Unfortunately it is the very success of this sector that has also contributed to the industry’s downfall on certain occasions. When IT recruitment is this buoyant it tends to attract thousands of wannabe consultants who see the job as just another lucrative sales role. But regardless of whether the market is a candidate-driven market like the one we see today (i.e. a market where companies are seeking out new and hard-to-find talent, and the candidates are the ones holding the power) or a client-driven market (where the jobs are thin on the ground and the candidates are battling it out for each vacancy), HR and IT staff still want to interact with someone who knows what they are talking about when they discuss their CVs and job specs.
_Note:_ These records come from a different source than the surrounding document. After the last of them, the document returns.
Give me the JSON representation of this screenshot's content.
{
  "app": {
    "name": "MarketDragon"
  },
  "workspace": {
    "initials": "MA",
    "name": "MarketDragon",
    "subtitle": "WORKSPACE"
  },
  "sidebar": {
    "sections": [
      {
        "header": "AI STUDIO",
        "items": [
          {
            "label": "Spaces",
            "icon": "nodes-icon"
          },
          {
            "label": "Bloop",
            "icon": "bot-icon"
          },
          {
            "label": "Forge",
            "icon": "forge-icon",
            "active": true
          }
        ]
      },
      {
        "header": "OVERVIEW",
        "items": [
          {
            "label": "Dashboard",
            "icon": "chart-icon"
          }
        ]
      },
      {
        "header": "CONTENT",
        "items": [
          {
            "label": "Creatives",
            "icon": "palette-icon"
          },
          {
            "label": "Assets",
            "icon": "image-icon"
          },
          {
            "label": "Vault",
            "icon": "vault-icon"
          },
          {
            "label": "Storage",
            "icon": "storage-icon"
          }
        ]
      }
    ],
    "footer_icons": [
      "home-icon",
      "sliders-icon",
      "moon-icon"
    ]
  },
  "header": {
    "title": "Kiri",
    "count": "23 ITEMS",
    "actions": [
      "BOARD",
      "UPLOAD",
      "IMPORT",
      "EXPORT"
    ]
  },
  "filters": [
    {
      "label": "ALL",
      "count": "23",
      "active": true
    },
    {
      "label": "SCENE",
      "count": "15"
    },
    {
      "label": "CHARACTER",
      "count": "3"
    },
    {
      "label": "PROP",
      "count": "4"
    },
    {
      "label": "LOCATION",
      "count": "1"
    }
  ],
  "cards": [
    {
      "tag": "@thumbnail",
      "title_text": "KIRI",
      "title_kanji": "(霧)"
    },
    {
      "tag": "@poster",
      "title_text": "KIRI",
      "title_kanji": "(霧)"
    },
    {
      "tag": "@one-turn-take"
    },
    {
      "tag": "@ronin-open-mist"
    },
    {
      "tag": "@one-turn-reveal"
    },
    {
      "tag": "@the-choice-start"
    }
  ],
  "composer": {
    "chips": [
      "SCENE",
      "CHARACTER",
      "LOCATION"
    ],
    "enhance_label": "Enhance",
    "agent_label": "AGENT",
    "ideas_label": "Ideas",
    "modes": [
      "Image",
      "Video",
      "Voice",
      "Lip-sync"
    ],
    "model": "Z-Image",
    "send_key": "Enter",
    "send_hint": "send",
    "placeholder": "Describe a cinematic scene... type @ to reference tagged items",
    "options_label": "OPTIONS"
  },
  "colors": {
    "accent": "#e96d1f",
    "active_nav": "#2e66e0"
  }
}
Traditionally the old crutch of “I’m not technical, I just source the CVs for you…” was always a nice fall-back position for the consultant. But, as has always been the case, the minute a decision has to be made as to which supplier to go with, IT and HR think upon things carefully. Ask yourself this.
Who would you side with? The person who, although pleasant enough, seems to be more like a word-matching administrator type; or someone who seems to be truly passionate and enthused about the industry they are working in? It’s patently clear. There is no substitute for that special individual who can sit with an IT Manager and ask questions about their IT setup and have at least an inkling as to what the technologies do and how each role takes part in the delivery of the end result. So, when they come across someone who actually seems credible. Who loves the industry and is tapped into newsletters and newsgroups about their IT vertical. Someone who seems to know the broader landscape of IT, and sounds as if she can engage with candidates and really sell the job with passion and enthusiasm. It’s as if they are hearing an angel sing!
3) Don’t be afraid to become an expert
Lack of knowledge about your product leads to insecurity in conversation and all effort is then aimed at skirting around the critical things to be discussed, and you desperately try to turn the conversation around to soft skills and where they went on their holidays. Conversely, an understanding of the product, the roles, and the industry means that you are happy to dive deeper in order to get a better understanding of the client’s need and get to the true source of the client’s pain. You are more likely to understand the reason for the requirement, and will be better at knowing which elements to focus on. You will also be more confident in qualifying in your own mind whether or not this vacancy is worth spending your valuable time on.
Don’t worry. If you’re worried about the IT terminology and roles aspect. It’s easier than you think. I’ll start you on the road to understanding that side of things with subsequent articles.
4) Fire on all six cylinders
As I always say on my training, this job is a multi-faceted one. Regardless of where you end up in years to come, in our out of the industry, you will acquire skills and build muscles that you will be able to bring to bear in so many areas of your life. But you need to know that recruitment is not one single skill. It is a combination of a few key attributes that, when working in harmony, can propel you forward. So here’s my IT recruitment engine. I could write an entire article on just this topic. Your job is to make sure your engine is firing on all six cylinders:
If you’re failing or finding the going rough, look at each of these and tweak where necessary.
That’s all for this session – but read the next article in the series to learn more.